**Task description**
Pull out every line below holding the word "legend".

Segment Open

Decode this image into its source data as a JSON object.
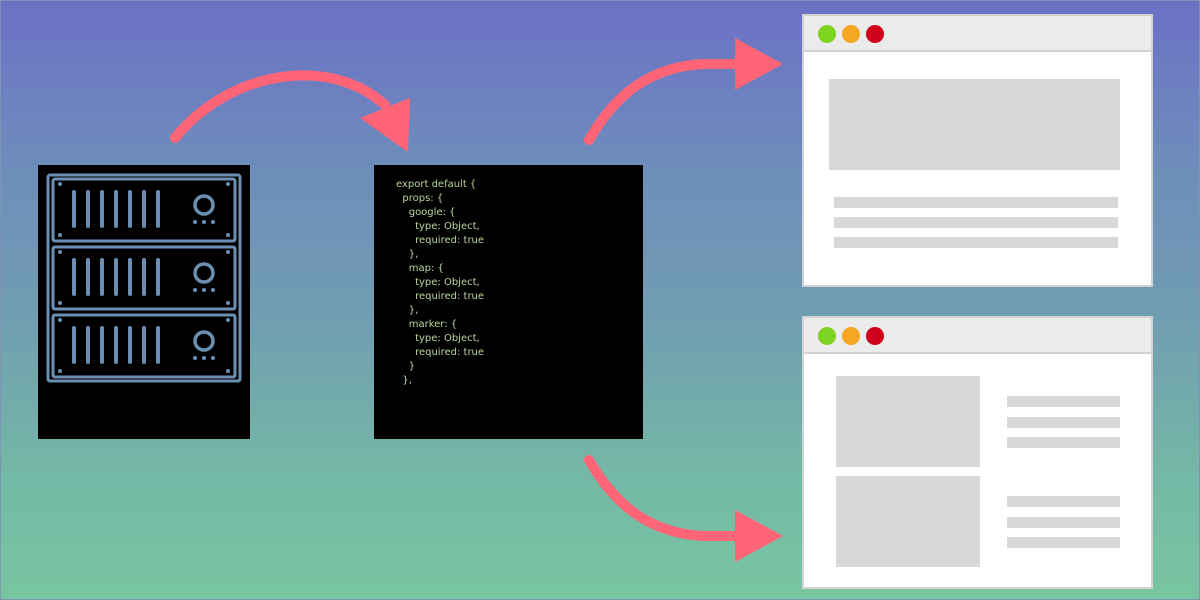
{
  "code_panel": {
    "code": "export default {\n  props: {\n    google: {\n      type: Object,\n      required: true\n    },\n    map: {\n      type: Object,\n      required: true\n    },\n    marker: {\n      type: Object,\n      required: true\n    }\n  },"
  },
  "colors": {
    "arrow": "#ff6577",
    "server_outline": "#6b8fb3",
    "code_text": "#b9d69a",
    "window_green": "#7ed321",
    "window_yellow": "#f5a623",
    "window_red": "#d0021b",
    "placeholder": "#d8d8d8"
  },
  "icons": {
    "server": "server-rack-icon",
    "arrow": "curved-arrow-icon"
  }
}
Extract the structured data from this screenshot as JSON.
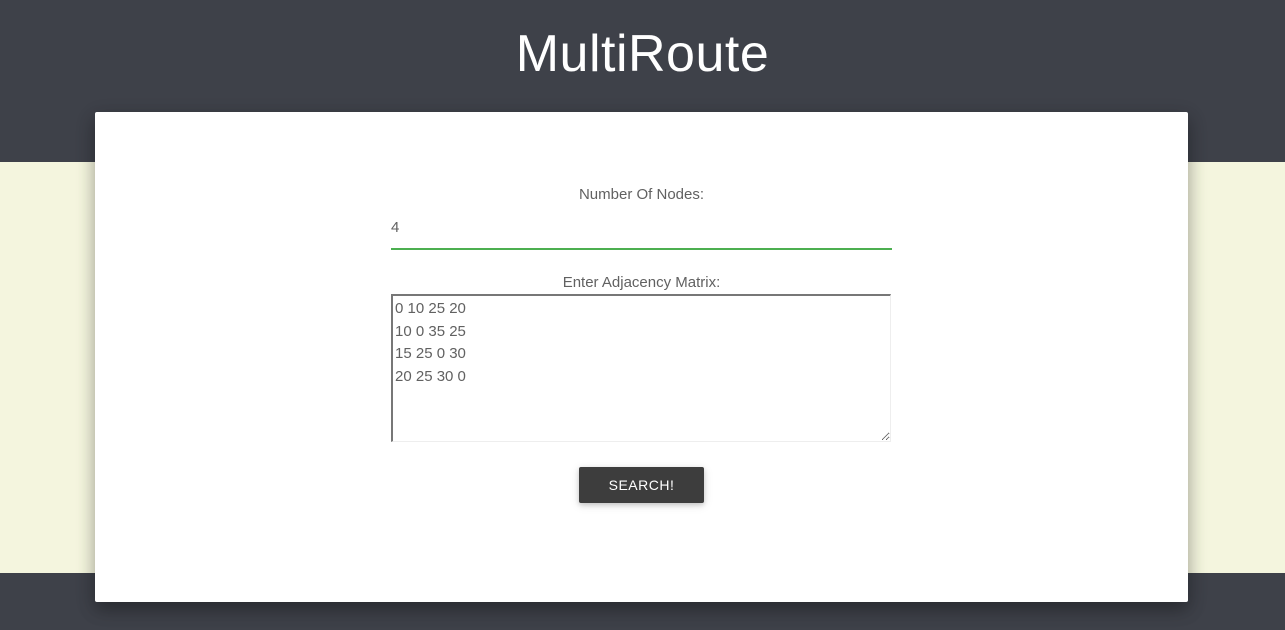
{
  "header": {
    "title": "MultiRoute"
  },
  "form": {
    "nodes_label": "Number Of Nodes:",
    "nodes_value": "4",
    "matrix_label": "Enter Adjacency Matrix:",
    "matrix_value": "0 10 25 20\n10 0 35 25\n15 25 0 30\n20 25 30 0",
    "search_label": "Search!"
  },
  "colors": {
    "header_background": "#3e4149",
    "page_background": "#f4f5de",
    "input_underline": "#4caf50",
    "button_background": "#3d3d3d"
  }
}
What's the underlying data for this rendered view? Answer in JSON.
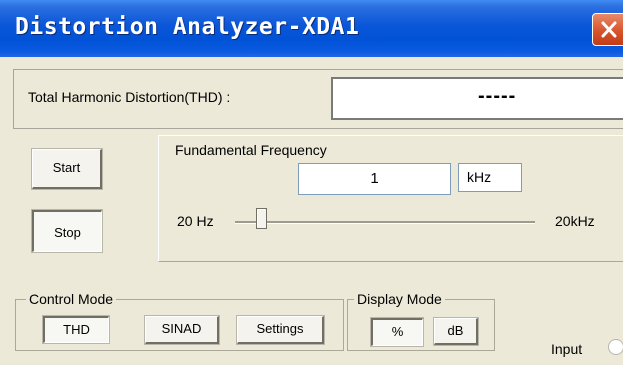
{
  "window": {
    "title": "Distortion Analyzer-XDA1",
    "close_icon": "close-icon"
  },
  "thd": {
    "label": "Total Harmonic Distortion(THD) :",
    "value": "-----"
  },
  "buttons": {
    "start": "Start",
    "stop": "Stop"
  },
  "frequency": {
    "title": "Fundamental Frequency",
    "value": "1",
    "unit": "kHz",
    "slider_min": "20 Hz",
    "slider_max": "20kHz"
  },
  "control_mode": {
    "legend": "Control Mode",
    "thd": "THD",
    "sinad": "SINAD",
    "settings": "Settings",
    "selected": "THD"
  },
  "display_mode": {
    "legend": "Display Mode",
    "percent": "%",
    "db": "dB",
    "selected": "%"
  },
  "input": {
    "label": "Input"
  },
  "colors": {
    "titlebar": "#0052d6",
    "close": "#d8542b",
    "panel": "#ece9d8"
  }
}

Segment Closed

**Solved problem**
    "legend": "Control Mode",
    "legend": "Display Mode",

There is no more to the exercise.